Entries shown:

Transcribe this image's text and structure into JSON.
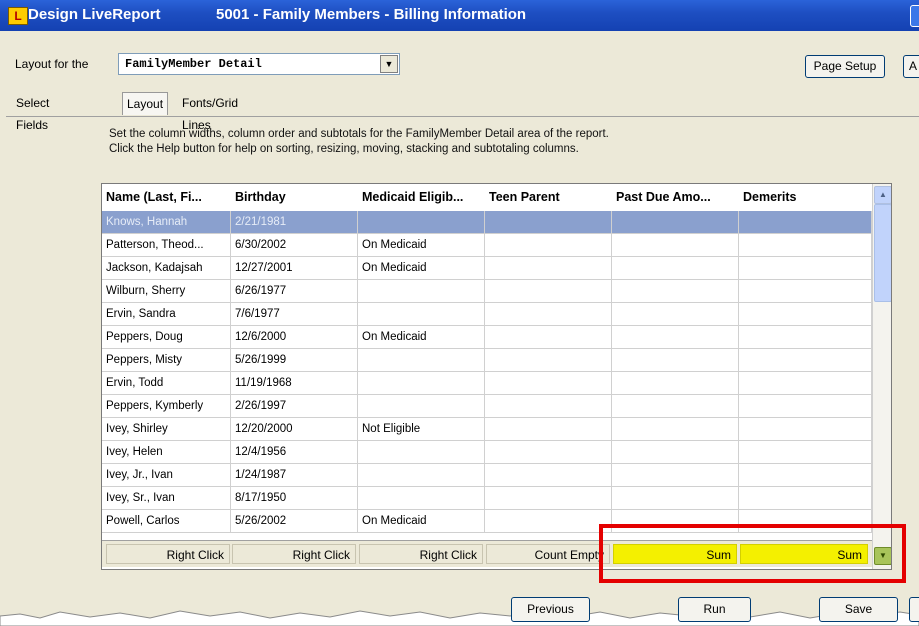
{
  "titlebar": {
    "app_title": "Design LiveReport",
    "doc_title": "5001 - Family Members - Billing Information"
  },
  "layout": {
    "label": "Layout for the",
    "selected": "FamilyMember Detail"
  },
  "buttons": {
    "page_setup": "Page Setup",
    "a_partial": "A",
    "previous": "Previous",
    "run": "Run",
    "save": "Save"
  },
  "tabs": [
    "Select Fields",
    "Layout",
    "Fonts/Grid Lines"
  ],
  "instructions": [
    "Set the column widths, column order and subtotals for the FamilyMember Detail area of the report.",
    "Click the Help button for help on sorting, resizing, moving, stacking and subtotaling columns."
  ],
  "grid": {
    "columns": [
      "Name (Last, Fi...",
      "Birthday",
      "Medicaid Eligib...",
      "Teen Parent",
      "Past Due Amo...",
      "Demerits"
    ],
    "rows": [
      [
        "Knows, Hannah",
        "2/21/1981",
        "",
        "",
        "",
        ""
      ],
      [
        "Patterson, Theod...",
        "6/30/2002",
        "On Medicaid",
        "",
        "",
        ""
      ],
      [
        "Jackson, Kadajsah",
        "12/27/2001",
        "On Medicaid",
        "",
        "",
        ""
      ],
      [
        "Wilburn, Sherry",
        "6/26/1977",
        "",
        "",
        "",
        ""
      ],
      [
        "Ervin, Sandra",
        "7/6/1977",
        "",
        "",
        "",
        ""
      ],
      [
        "Peppers, Doug",
        "12/6/2000",
        "On Medicaid",
        "",
        "",
        ""
      ],
      [
        "Peppers, Misty",
        "5/26/1999",
        "",
        "",
        "",
        ""
      ],
      [
        "Ervin, Todd",
        "11/19/1968",
        "",
        "",
        "",
        ""
      ],
      [
        "Peppers, Kymberly",
        "2/26/1997",
        "",
        "",
        "",
        ""
      ],
      [
        "Ivey, Shirley",
        "12/20/2000",
        "Not Eligible",
        "",
        "",
        ""
      ],
      [
        "Ivey, Helen",
        "12/4/1956",
        "",
        "",
        "",
        ""
      ],
      [
        "Ivey, Jr., Ivan",
        "1/24/1987",
        "",
        "",
        "",
        ""
      ],
      [
        "Ivey, Sr., Ivan",
        "8/17/1950",
        "",
        "",
        "",
        ""
      ],
      [
        "Powell, Carlos",
        "5/26/2002",
        "On Medicaid",
        "",
        "",
        ""
      ]
    ],
    "footer": [
      "Right Click",
      "Right Click",
      "Right Click",
      "Count Empty",
      "Sum",
      "Sum"
    ],
    "selected_row": 0
  },
  "colors": {
    "selection": "#8aa0ce",
    "highlight_box": "#e40000",
    "subtotal_fill": "#f4f000",
    "titlebar": "#1e4fc2"
  }
}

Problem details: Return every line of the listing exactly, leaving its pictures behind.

Task answer:
Transcribe this image's text and structure into JSON.
{
  "titlebar": {
    "app_title": "Design LiveReport",
    "doc_title": "5001 - Family Members - Billing Information"
  },
  "layout": {
    "label": "Layout for the",
    "selected": "FamilyMember Detail"
  },
  "buttons": {
    "page_setup": "Page Setup",
    "a_partial": "A",
    "previous": "Previous",
    "run": "Run",
    "save": "Save"
  },
  "tabs": [
    "Select Fields",
    "Layout",
    "Fonts/Grid Lines"
  ],
  "instructions": [
    "Set the column widths, column order and subtotals for the FamilyMember Detail area of the report.",
    "Click the Help button for help on sorting, resizing, moving, stacking and subtotaling columns."
  ],
  "grid": {
    "columns": [
      "Name (Last, Fi...",
      "Birthday",
      "Medicaid Eligib...",
      "Teen Parent",
      "Past Due Amo...",
      "Demerits"
    ],
    "rows": [
      [
        "Knows, Hannah",
        "2/21/1981",
        "",
        "",
        "",
        ""
      ],
      [
        "Patterson, Theod...",
        "6/30/2002",
        "On Medicaid",
        "",
        "",
        ""
      ],
      [
        "Jackson, Kadajsah",
        "12/27/2001",
        "On Medicaid",
        "",
        "",
        ""
      ],
      [
        "Wilburn, Sherry",
        "6/26/1977",
        "",
        "",
        "",
        ""
      ],
      [
        "Ervin, Sandra",
        "7/6/1977",
        "",
        "",
        "",
        ""
      ],
      [
        "Peppers, Doug",
        "12/6/2000",
        "On Medicaid",
        "",
        "",
        ""
      ],
      [
        "Peppers, Misty",
        "5/26/1999",
        "",
        "",
        "",
        ""
      ],
      [
        "Ervin, Todd",
        "11/19/1968",
        "",
        "",
        "",
        ""
      ],
      [
        "Peppers, Kymberly",
        "2/26/1997",
        "",
        "",
        "",
        ""
      ],
      [
        "Ivey, Shirley",
        "12/20/2000",
        "Not Eligible",
        "",
        "",
        ""
      ],
      [
        "Ivey, Helen",
        "12/4/1956",
        "",
        "",
        "",
        ""
      ],
      [
        "Ivey, Jr., Ivan",
        "1/24/1987",
        "",
        "",
        "",
        ""
      ],
      [
        "Ivey, Sr., Ivan",
        "8/17/1950",
        "",
        "",
        "",
        ""
      ],
      [
        "Powell, Carlos",
        "5/26/2002",
        "On Medicaid",
        "",
        "",
        ""
      ]
    ],
    "footer": [
      "Right Click",
      "Right Click",
      "Right Click",
      "Count Empty",
      "Sum",
      "Sum"
    ],
    "selected_row": 0
  },
  "colors": {
    "selection": "#8aa0ce",
    "highlight_box": "#e40000",
    "subtotal_fill": "#f4f000",
    "titlebar": "#1e4fc2"
  }
}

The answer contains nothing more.